The UK would have to honor its financial commitments to the EU until "at least 2020," despite Brexit, the EU's budget chief told the German newspaper Bild. The EU is mulling reforms to compensate for Britain's absence.
The UK has pledged funds to EU's long-term programs and those obligations would continue even after the country's scheduled departure from the bloc in 2019, EU Budget Commissioner Günther Oettinger told the Monday edition of the German daily Bild.
"As a result, London will have to transfer funds to Brussels at least until 2020," he said.
Oettinger's comments follow a UK media report that London is ready to pay up to 40 billion euros ($47.1 billion) in a way of an exit fee. The EU has previously signaled it was expecting at least 60 billion euros, although French economy minister Bruno Le Maire claimed the UK owed 100 billion euros for its divorce bill.
Later on Monday, Prime Minister Theresa May's spokesman told reporters that Britain doesn't "recognize" reports that it was willing to pay the 40 billion euro bill.
"The prime minister made clear in the letter triggering Article 50 that the UK and the EU need to discuss a fair settlement of both our rights and obligations as an EU member state," the spokesman said.
Brussels is also reportedly prepared to take Britain to court if it does not agree on the price.
Goodbye to 'mother of all discounts'
The EU has an annual budget of some 155 billion euro. With the UK set to leave, the bloc would face an annual budget gap of some 10 to 12 billion euros, according to Oettinger. Brussel's officials are considering "a mix" of measures to plug the gap, including budget cuts and higher payments from membership from the remaining 27 members. Germany alone could be required to pay several billions more, the EU commissioner said.
Another measure to offset the financial loss, according to Oettinger, would be to eliminate "discounts" that various states have on their payments to the EU budget. The most significant of those is the so-called UK rebate, a complex financial process established in 1985, which returns several billions back from the EU to Britain's budget every year.

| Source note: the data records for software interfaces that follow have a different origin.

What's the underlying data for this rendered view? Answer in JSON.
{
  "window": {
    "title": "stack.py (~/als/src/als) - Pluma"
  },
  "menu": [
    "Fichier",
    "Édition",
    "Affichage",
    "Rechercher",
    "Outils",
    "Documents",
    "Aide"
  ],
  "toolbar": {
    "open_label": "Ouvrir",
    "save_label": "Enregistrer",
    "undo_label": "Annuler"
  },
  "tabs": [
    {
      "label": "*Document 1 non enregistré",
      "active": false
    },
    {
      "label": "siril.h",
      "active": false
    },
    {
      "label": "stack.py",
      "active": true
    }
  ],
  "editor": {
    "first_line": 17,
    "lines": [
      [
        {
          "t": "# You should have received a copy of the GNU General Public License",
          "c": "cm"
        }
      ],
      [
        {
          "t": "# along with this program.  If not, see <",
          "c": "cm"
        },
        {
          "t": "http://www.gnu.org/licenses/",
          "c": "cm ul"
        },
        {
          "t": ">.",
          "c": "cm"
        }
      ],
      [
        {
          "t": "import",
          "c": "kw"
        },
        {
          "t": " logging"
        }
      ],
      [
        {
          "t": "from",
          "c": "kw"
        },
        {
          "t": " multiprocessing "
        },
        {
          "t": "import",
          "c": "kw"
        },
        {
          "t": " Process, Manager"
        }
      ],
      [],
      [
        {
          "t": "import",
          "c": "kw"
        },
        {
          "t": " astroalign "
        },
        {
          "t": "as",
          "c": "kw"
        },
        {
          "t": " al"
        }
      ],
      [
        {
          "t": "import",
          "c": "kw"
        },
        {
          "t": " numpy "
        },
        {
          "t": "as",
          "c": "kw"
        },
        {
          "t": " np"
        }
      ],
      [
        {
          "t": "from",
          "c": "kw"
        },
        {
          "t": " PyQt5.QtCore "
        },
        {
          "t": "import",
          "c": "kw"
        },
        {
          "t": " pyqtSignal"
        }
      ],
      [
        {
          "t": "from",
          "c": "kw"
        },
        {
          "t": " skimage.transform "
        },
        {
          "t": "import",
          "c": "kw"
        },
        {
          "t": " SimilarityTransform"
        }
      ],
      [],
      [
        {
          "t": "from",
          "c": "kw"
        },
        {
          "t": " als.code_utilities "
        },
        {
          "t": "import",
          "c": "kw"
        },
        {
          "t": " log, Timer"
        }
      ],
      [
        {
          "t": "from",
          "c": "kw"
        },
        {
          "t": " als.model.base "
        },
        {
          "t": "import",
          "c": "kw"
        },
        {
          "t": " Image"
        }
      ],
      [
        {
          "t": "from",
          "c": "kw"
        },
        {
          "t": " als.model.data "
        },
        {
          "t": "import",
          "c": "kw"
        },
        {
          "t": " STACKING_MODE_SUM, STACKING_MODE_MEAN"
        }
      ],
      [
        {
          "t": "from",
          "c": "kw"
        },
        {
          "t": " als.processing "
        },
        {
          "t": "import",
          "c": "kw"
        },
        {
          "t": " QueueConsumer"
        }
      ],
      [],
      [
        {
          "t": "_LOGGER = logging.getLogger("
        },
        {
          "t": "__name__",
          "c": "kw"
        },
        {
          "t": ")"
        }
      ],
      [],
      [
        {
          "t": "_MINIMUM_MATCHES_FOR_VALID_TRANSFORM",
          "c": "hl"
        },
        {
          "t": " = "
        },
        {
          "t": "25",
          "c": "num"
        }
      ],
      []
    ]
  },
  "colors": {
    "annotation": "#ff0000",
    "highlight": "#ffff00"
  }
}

"If this 'mother of all discounts' is to be abolished through Brexit, all the other membership rebates should also be eliminated," Oettinger told Bild. "That would result in a significant administrative simplification and it would end the horse-trading that has accompanied budget negotiations up to now."
The next round of talks between the EU and the UK is set to start on August 28 in Brussels.